And politics. Remember the first People Power’s Revolution in the Philippines that overthrew the Marcos dictatorship and went on to inspire other such people power’s movements in other countries? That act succeeded because of the indigenous value of pakikibaka, or together-as-one. (I remember my young self as a Barnard College student doing a political science thesis on the Philippines--and how in that thesis I had expressed doubt over that country's Communist effort as so much of that seemed more rooted in poverty and political corruption, versus a belief in Marxism. As recently as last year, in response to political corruption in the Philippines, a despairing Fil-Am writer expressed his concern that It may have to take a (violent) revolution after all to resolve things. I remember my empathy for this writer's frustrated assessment, but it occurs to me now that political movements based on Kapwa and pakikibaka have more of a chance at success than the exported Communism.)
The ability to tap into community and have a larger desire create something is a very effective force. My very first book was BLACK LIGHTNING.One of its facets was that it was a book desired by the reading community, versus a book I concocted *in my own room* and then attempted to pitch to publishers. BLACK LIGHTNING was a huge success—and I talk more about this in the Introduction to a special issue on Poet-Editors that will be published by Otoliths (I’ll update link when the issue goes live later this week).
And if I look at everything I’ve done so far as a poet—a modest career as a writer for only encompassing 14 years so far—I’ve been prolifically published. To be a prolific writer is one thing, but the publication of one’s writings is a different step. Sure, I could say I’ve found many publishers because I’m a good writer—but many good writings are overlooked. My secret is Kapwa, its practice long before I knew its word: I can trace every writerly achievement to the root source of me having first tried to do something else on behalf of others. That’s the melding of Kapwa and Bahala Na—you live in the indigenous spirit without looking for rewards and yet the rewards come in terms of you thriving as a person and, in my case, poet. And I’ve done this without donning ethnic garb (unless Halloween counts) .
But let me digress to mention a baby elephant in the room (Hello Elephant!). When we start discoursing on the indigenous, people and concepts that may seem “flakey” come out of the woodwork. Whatever, you know. I’m not going to diss someone for wearing symbols—we have to wear something and I’m not going to say my German Shepherd pendant is less flakey than the silver bracelet etched with Baybayin (btw, I love my Babaylan jewelry). But we need to not judge the indigenization movement based on these trappings. The flakes that should be dismissed are those forcing themselves into an indigenizing community as a leader of sorts—someone to be followed. I’ve been contacted now by people trying to claim me as their own in exchange for presumably some spiritual revelation….Look, if you’re a leader, you don’t have to try hard to find followers, you know what I mean? If you have something relevant to say, the community will recognize you. Until then, try to manifest your interest in indigenous values in ways other than a power play, okay?

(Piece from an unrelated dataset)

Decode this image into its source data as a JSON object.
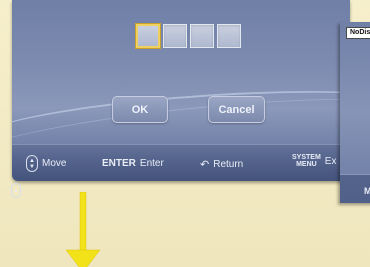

Effectiveness. How to assess said effectiveness? Look at the results. Is there something coming into existence—for the good of community/world—as a result of the results? Is there something being created versus a movement-for-the-sake-of-having a movement; is there something going on besides the creation of navel-gazing or socializing groupings? Was a book created that ended up empowering some of its readers? Was a dictator overthrown? Was a new company hatched? Did an environmental movement to green the world unfold? Et al...
The indigenous spirit is like poetry (which is why I say poetry has provided me good training): words can’t fully capture the indigenous spirit because one has to live it, not talk it.
Community and activism are forces that can create new lovely poems, especially if one is willing to abide by Bahala na (note that this Indigenous value has been debased into it being interpreted as passivity, when its true nature is one of courage—courage in the face of not knowing what will happen. I often write poems, not to say something but to discover what needs to be said).
In earlier essays and talks, I’ve raised my belief that Poetry is a Doorway Into Something. I’d like to share two examples, for which new poems were created by myself and other poets in order for these projects’ successes. Both of these projects were effective in actually raising money (I’s got the beef, son!) for poverty relief and Haiti relief. These are—
"Hay(na)ku for Haiti" relief, about which information is available HERE.
"Tiny Poetry Books Feeding The World...Literally!", about which information is available HERE
These projects involve community, involve the indigenous notion of Kusang Loob (volunteerism), bowed to respecting/preserving nature (and core to indigeneity is a tie with nature), among other things, as well as created new poems. I hope you will check out the links…and even participate!